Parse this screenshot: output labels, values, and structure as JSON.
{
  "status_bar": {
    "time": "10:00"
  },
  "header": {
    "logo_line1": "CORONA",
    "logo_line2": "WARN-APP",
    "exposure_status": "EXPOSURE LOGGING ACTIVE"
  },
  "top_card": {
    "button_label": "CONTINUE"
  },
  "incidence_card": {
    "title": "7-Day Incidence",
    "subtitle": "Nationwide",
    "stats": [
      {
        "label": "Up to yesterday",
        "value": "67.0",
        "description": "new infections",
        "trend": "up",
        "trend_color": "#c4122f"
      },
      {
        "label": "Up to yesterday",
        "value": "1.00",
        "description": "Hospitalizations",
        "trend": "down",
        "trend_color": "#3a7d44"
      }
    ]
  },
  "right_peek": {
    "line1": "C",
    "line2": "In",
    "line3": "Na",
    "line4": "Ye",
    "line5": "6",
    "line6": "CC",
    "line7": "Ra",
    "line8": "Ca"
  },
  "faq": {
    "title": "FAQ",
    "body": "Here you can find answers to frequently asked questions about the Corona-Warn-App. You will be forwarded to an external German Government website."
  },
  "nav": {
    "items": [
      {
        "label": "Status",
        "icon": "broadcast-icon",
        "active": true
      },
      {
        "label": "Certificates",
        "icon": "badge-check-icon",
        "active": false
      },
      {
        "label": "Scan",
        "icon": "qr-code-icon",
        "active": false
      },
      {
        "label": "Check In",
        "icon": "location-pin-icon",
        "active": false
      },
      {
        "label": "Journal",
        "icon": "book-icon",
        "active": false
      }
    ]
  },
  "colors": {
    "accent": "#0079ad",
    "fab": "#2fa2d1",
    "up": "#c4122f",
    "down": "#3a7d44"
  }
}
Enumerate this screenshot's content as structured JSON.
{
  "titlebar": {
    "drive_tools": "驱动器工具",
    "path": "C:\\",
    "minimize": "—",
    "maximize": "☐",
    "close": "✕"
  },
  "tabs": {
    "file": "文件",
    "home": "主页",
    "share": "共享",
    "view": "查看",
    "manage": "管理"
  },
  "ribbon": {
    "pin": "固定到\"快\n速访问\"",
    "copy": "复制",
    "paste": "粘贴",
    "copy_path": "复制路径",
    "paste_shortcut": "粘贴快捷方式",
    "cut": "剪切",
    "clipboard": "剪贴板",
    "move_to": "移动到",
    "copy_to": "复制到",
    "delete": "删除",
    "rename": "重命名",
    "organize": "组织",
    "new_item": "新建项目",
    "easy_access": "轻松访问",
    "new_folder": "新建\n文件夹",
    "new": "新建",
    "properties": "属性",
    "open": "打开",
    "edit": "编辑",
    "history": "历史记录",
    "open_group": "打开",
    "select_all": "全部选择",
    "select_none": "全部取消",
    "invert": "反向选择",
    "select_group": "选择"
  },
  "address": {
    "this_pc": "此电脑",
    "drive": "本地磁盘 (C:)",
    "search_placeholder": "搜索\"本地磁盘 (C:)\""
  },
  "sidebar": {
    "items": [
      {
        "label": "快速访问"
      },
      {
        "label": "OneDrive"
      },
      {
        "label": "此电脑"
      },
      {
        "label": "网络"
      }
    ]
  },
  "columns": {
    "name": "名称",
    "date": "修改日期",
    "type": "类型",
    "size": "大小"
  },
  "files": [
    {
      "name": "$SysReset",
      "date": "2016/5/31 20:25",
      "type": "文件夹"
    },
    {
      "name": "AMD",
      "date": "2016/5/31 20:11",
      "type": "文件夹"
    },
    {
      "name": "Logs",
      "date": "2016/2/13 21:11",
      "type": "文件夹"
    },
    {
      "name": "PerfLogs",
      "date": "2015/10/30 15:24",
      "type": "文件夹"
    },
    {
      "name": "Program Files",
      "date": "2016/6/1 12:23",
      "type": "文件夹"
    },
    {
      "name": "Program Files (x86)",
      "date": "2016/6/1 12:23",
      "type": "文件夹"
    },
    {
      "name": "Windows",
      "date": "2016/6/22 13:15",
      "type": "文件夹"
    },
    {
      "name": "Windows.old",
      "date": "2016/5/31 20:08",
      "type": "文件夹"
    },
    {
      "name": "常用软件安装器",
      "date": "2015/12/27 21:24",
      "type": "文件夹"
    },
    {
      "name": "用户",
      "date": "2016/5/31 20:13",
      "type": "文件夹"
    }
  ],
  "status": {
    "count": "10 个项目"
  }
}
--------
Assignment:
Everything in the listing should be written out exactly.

Solution:
Parse this screenshot: output labels, values, and structure as JSON.
{
  "status_bar": {
    "time": "10:00"
  },
  "header": {
    "logo_line1": "CORONA",
    "logo_line2": "WARN-APP",
    "exposure_status": "EXPOSURE LOGGING ACTIVE"
  },
  "top_card": {
    "button_label": "CONTINUE"
  },
  "incidence_card": {
    "title": "7-Day Incidence",
    "subtitle": "Nationwide",
    "stats": [
      {
        "label": "Up to yesterday",
        "value": "67.0",
        "description": "new infections",
        "trend": "up",
        "trend_color": "#c4122f"
      },
      {
        "label": "Up to yesterday",
        "value": "1.00",
        "description": "Hospitalizations",
        "trend": "down",
        "trend_color": "#3a7d44"
      }
    ]
  },
  "right_peek": {
    "line1": "C",
    "line2": "In",
    "line3": "Na",
    "line4": "Ye",
    "line5": "6",
    "line6": "CC",
    "line7": "Ra",
    "line8": "Ca"
  },
  "faq": {
    "title": "FAQ",
    "body": "Here you can find answers to frequently asked questions about the Corona-Warn-App. You will be forwarded to an external German Government website."
  },
  "nav": {
    "items": [
      {
        "label": "Status",
        "icon": "broadcast-icon",
        "active": true
      },
      {
        "label": "Certificates",
        "icon": "badge-check-icon",
        "active": false
      },
      {
        "label": "Scan",
        "icon": "qr-code-icon",
        "active": false
      },
      {
        "label": "Check In",
        "icon": "location-pin-icon",
        "active": false
      },
      {
        "label": "Journal",
        "icon": "book-icon",
        "active": false
      }
    ]
  },
  "colors": {
    "accent": "#0079ad",
    "fab": "#2fa2d1",
    "up": "#c4122f",
    "down": "#3a7d44"
  }
}
Enumerate this screenshot's content as structured JSON.
{
  "titlebar": {
    "drive_tools": "驱动器工具",
    "path": "C:\\",
    "minimize": "—",
    "maximize": "☐",
    "close": "✕"
  },
  "tabs": {
    "file": "文件",
    "home": "主页",
    "share": "共享",
    "view": "查看",
    "manage": "管理"
  },
  "ribbon": {
    "pin": "固定到\"快\n速访问\"",
    "copy": "复制",
    "paste": "粘贴",
    "copy_path": "复制路径",
    "paste_shortcut": "粘贴快捷方式",
    "cut": "剪切",
    "clipboard": "剪贴板",
    "move_to": "移动到",
    "copy_to": "复制到",
    "delete": "删除",
    "rename": "重命名",
    "organize": "组织",
    "new_item": "新建项目",
    "easy_access": "轻松访问",
    "new_folder": "新建\n文件夹",
    "new": "新建",
    "properties": "属性",
    "open": "打开",
    "edit": "编辑",
    "history": "历史记录",
    "open_group": "打开",
    "select_all": "全部选择",
    "select_none": "全部取消",
    "invert": "反向选择",
    "select_group": "选择"
  },
  "address": {
    "this_pc": "此电脑",
    "drive": "本地磁盘 (C:)",
    "search_placeholder": "搜索\"本地磁盘 (C:)\""
  },
  "sidebar": {
    "items": [
      {
        "label": "快速访问"
      },
      {
        "label": "OneDrive"
      },
      {
        "label": "此电脑"
      },
      {
        "label": "网络"
      }
    ]
  },
  "columns": {
    "name": "名称",
    "date": "修改日期",
    "type": "类型",
    "size": "大小"
  },
  "files": [
    {
      "name": "$SysReset",
      "date": "2016/5/31 20:25",
      "type": "文件夹"
    },
    {
      "name": "AMD",
      "date": "2016/5/31 20:11",
      "type": "文件夹"
    },
    {
      "name": "Logs",
      "date": "2016/2/13 21:11",
      "type": "文件夹"
    },
    {
      "name": "PerfLogs",
      "date": "2015/10/30 15:24",
      "type": "文件夹"
    },
    {
      "name": "Program Files",
      "date": "2016/6/1 12:23",
      "type": "文件夹"
    },
    {
      "name": "Program Files (x86)",
      "date": "2016/6/1 12:23",
      "type": "文件夹"
    },
    {
      "name": "Windows",
      "date": "2016/6/22 13:15",
      "type": "文件夹"
    },
    {
      "name": "Windows.old",
      "date": "2016/5/31 20:08",
      "type": "文件夹"
    },
    {
      "name": "常用软件安装器",
      "date": "2015/12/27 21:24",
      "type": "文件夹"
    },
    {
      "name": "用户",
      "date": "2016/5/31 20:13",
      "type": "文件夹"
    }
  ],
  "status": {
    "count": "10 个项目"
  }
}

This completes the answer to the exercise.